§ **Working data**:
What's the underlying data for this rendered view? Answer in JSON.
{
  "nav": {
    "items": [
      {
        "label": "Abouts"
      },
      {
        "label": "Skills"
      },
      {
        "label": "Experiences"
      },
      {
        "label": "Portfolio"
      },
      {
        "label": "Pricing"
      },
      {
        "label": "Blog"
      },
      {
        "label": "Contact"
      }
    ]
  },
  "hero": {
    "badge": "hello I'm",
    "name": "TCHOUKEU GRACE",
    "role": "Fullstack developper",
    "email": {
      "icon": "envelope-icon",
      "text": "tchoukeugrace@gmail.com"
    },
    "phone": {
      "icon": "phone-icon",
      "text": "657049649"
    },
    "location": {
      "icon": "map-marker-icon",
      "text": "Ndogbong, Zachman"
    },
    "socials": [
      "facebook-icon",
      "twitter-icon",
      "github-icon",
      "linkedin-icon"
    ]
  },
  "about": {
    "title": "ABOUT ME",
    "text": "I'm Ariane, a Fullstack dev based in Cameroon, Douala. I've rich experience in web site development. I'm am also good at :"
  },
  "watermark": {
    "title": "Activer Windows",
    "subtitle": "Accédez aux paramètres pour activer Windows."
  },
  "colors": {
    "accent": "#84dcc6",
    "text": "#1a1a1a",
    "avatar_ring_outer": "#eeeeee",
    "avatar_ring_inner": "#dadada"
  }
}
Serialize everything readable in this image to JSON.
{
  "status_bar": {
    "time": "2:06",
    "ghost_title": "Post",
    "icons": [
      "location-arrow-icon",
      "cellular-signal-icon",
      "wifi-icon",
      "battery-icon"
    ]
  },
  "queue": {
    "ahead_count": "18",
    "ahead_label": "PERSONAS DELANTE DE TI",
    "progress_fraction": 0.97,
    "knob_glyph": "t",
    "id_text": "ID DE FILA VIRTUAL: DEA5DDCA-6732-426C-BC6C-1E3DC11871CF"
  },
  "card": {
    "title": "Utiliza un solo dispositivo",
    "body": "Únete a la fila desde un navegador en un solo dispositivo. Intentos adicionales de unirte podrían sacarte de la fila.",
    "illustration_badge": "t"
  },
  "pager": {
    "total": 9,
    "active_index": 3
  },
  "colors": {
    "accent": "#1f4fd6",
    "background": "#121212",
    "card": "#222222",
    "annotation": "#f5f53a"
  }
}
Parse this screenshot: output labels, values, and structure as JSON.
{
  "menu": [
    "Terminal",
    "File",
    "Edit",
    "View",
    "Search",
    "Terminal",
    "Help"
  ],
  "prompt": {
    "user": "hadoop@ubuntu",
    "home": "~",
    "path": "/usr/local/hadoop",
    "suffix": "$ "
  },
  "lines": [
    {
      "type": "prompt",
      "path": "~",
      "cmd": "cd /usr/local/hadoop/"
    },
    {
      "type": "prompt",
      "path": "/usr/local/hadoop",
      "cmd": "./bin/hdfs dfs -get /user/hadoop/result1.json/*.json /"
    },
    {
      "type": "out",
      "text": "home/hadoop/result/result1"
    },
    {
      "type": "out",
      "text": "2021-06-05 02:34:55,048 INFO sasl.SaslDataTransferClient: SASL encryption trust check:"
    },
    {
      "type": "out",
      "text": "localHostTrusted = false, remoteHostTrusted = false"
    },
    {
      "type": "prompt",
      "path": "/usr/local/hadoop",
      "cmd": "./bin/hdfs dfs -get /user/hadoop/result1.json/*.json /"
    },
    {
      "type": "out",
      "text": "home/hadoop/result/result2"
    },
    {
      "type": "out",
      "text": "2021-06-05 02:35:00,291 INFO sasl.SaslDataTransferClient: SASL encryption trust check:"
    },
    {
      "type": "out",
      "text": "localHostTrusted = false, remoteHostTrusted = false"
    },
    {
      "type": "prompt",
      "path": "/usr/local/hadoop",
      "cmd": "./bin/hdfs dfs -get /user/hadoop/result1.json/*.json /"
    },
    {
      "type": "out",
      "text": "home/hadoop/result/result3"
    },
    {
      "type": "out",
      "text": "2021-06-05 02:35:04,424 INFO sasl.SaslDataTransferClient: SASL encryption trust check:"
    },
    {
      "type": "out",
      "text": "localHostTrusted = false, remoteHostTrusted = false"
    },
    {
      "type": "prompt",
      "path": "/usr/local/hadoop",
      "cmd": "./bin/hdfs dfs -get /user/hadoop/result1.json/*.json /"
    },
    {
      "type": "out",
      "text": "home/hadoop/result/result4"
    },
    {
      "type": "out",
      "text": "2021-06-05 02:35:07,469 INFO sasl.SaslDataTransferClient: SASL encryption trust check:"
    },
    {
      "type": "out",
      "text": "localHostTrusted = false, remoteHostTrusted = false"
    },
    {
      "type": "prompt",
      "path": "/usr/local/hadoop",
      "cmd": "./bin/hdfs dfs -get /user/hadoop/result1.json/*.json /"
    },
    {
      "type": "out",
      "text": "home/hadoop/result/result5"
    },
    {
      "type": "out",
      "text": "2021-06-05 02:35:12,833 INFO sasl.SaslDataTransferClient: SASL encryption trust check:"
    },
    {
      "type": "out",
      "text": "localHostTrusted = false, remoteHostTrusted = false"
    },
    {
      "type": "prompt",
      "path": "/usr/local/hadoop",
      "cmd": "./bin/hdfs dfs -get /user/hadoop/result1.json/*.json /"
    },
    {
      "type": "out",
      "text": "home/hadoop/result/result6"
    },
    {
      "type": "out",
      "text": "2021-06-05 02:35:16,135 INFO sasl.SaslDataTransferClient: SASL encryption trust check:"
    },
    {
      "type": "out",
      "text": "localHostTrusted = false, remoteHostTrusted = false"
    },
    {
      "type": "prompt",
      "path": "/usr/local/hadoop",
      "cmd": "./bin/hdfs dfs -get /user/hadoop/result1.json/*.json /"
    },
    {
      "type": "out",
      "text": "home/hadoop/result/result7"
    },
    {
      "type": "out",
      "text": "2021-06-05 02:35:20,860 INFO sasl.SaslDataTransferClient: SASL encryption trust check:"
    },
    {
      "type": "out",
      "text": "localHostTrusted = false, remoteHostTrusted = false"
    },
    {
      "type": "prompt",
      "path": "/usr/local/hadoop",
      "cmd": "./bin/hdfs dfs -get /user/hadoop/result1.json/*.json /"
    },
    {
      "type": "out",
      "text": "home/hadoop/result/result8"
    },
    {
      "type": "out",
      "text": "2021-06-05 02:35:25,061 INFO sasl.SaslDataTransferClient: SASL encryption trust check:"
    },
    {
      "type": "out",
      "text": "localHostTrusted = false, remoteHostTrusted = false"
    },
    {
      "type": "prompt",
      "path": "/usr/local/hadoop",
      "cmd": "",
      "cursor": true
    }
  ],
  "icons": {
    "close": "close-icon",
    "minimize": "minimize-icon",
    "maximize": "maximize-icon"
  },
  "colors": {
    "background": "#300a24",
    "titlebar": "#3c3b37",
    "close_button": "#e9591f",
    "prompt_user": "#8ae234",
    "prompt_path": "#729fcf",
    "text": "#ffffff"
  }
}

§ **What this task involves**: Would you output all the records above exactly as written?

§ **Solution to the problem**:
What's the underlying data for this rendered view? Answer in JSON.
{
  "nav": {
    "items": [
      {
        "label": "Abouts"
      },
      {
        "label": "Skills"
      },
      {
        "label": "Experiences"
      },
      {
        "label": "Portfolio"
      },
      {
        "label": "Pricing"
      },
      {
        "label": "Blog"
      },
      {
        "label": "Contact"
      }
    ]
  },
  "hero": {
    "badge": "hello I'm",
    "name": "TCHOUKEU GRACE",
    "role": "Fullstack developper",
    "email": {
      "icon": "envelope-icon",
      "text": "tchoukeugrace@gmail.com"
    },
    "phone": {
      "icon": "phone-icon",
      "text": "657049649"
    },
    "location": {
      "icon": "map-marker-icon",
      "text": "Ndogbong, Zachman"
    },
    "socials": [
      "facebook-icon",
      "twitter-icon",
      "github-icon",
      "linkedin-icon"
    ]
  },
  "about": {
    "title": "ABOUT ME",
    "text": "I'm Ariane, a Fullstack dev based in Cameroon, Douala. I've rich experience in web site development. I'm am also good at :"
  },
  "watermark": {
    "title": "Activer Windows",
    "subtitle": "Accédez aux paramètres pour activer Windows."
  },
  "colors": {
    "accent": "#84dcc6",
    "text": "#1a1a1a",
    "avatar_ring_outer": "#eeeeee",
    "avatar_ring_inner": "#dadada"
  }
}
Serialize everything readable in this image to JSON.
{
  "status_bar": {
    "time": "2:06",
    "ghost_title": "Post",
    "icons": [
      "location-arrow-icon",
      "cellular-signal-icon",
      "wifi-icon",
      "battery-icon"
    ]
  },
  "queue": {
    "ahead_count": "18",
    "ahead_label": "PERSONAS DELANTE DE TI",
    "progress_fraction": 0.97,
    "knob_glyph": "t",
    "id_text": "ID DE FILA VIRTUAL: DEA5DDCA-6732-426C-BC6C-1E3DC11871CF"
  },
  "card": {
    "title": "Utiliza un solo dispositivo",
    "body": "Únete a la fila desde un navegador en un solo dispositivo. Intentos adicionales de unirte podrían sacarte de la fila.",
    "illustration_badge": "t"
  },
  "pager": {
    "total": 9,
    "active_index": 3
  },
  "colors": {
    "accent": "#1f4fd6",
    "background": "#121212",
    "card": "#222222",
    "annotation": "#f5f53a"
  }
}
Parse this screenshot: output labels, values, and structure as JSON.
{
  "menu": [
    "Terminal",
    "File",
    "Edit",
    "View",
    "Search",
    "Terminal",
    "Help"
  ],
  "prompt": {
    "user": "hadoop@ubuntu",
    "home": "~",
    "path": "/usr/local/hadoop",
    "suffix": "$ "
  },
  "lines": [
    {
      "type": "prompt",
      "path": "~",
      "cmd": "cd /usr/local/hadoop/"
    },
    {
      "type": "prompt",
      "path": "/usr/local/hadoop",
      "cmd": "./bin/hdfs dfs -get /user/hadoop/result1.json/*.json /"
    },
    {
      "type": "out",
      "text": "home/hadoop/result/result1"
    },
    {
      "type": "out",
      "text": "2021-06-05 02:34:55,048 INFO sasl.SaslDataTransferClient: SASL encryption trust check:"
    },
    {
      "type": "out",
      "text": "localHostTrusted = false, remoteHostTrusted = false"
    },
    {
      "type": "prompt",
      "path": "/usr/local/hadoop",
      "cmd": "./bin/hdfs dfs -get /user/hadoop/result1.json/*.json /"
    },
    {
      "type": "out",
      "text": "home/hadoop/result/result2"
    },
    {
      "type": "out",
      "text": "2021-06-05 02:35:00,291 INFO sasl.SaslDataTransferClient: SASL encryption trust check:"
    },
    {
      "type": "out",
      "text": "localHostTrusted = false, remoteHostTrusted = false"
    },
    {
      "type": "prompt",
      "path": "/usr/local/hadoop",
      "cmd": "./bin/hdfs dfs -get /user/hadoop/result1.json/*.json /"
    },
    {
      "type": "out",
      "text": "home/hadoop/result/result3"
    },
    {
      "type": "out",
      "text": "2021-06-05 02:35:04,424 INFO sasl.SaslDataTransferClient: SASL encryption trust check:"
    },
    {
      "type": "out",
      "text": "localHostTrusted = false, remoteHostTrusted = false"
    },
    {
      "type": "prompt",
      "path": "/usr/local/hadoop",
      "cmd": "./bin/hdfs dfs -get /user/hadoop/result1.json/*.json /"
    },
    {
      "type": "out",
      "text": "home/hadoop/result/result4"
    },
    {
      "type": "out",
      "text": "2021-06-05 02:35:07,469 INFO sasl.SaslDataTransferClient: SASL encryption trust check:"
    },
    {
      "type": "out",
      "text": "localHostTrusted = false, remoteHostTrusted = false"
    },
    {
      "type": "prompt",
      "path": "/usr/local/hadoop",
      "cmd": "./bin/hdfs dfs -get /user/hadoop/result1.json/*.json /"
    },
    {
      "type": "out",
      "text": "home/hadoop/result/result5"
    },
    {
      "type": "out",
      "text": "2021-06-05 02:35:12,833 INFO sasl.SaslDataTransferClient: SASL encryption trust check:"
    },
    {
      "type": "out",
      "text": "localHostTrusted = false, remoteHostTrusted = false"
    },
    {
      "type": "prompt",
      "path": "/usr/local/hadoop",
      "cmd": "./bin/hdfs dfs -get /user/hadoop/result1.json/*.json /"
    },
    {
      "type": "out",
      "text": "home/hadoop/result/result6"
    },
    {
      "type": "out",
      "text": "2021-06-05 02:35:16,135 INFO sasl.SaslDataTransferClient: SASL encryption trust check:"
    },
    {
      "type": "out",
      "text": "localHostTrusted = false, remoteHostTrusted = false"
    },
    {
      "type": "prompt",
      "path": "/usr/local/hadoop",
      "cmd": "./bin/hdfs dfs -get /user/hadoop/result1.json/*.json /"
    },
    {
      "type": "out",
      "text": "home/hadoop/result/result7"
    },
    {
      "type": "out",
      "text": "2021-06-05 02:35:20,860 INFO sasl.SaslDataTransferClient: SASL encryption trust check:"
    },
    {
      "type": "out",
      "text": "localHostTrusted = false, remoteHostTrusted = false"
    },
    {
      "type": "prompt",
      "path": "/usr/local/hadoop",
      "cmd": "./bin/hdfs dfs -get /user/hadoop/result1.json/*.json /"
    },
    {
      "type": "out",
      "text": "home/hadoop/result/result8"
    },
    {
      "type": "out",
      "text": "2021-06-05 02:35:25,061 INFO sasl.SaslDataTransferClient: SASL encryption trust check:"
    },
    {
      "type": "out",
      "text": "localHostTrusted = false, remoteHostTrusted = false"
    },
    {
      "type": "prompt",
      "path": "/usr/local/hadoop",
      "cmd": "",
      "cursor": true
    }
  ],
  "icons": {
    "close": "close-icon",
    "minimize": "minimize-icon",
    "maximize": "maximize-icon"
  },
  "colors": {
    "background": "#300a24",
    "titlebar": "#3c3b37",
    "close_button": "#e9591f",
    "prompt_user": "#8ae234",
    "prompt_path": "#729fcf",
    "text": "#ffffff"
  }
}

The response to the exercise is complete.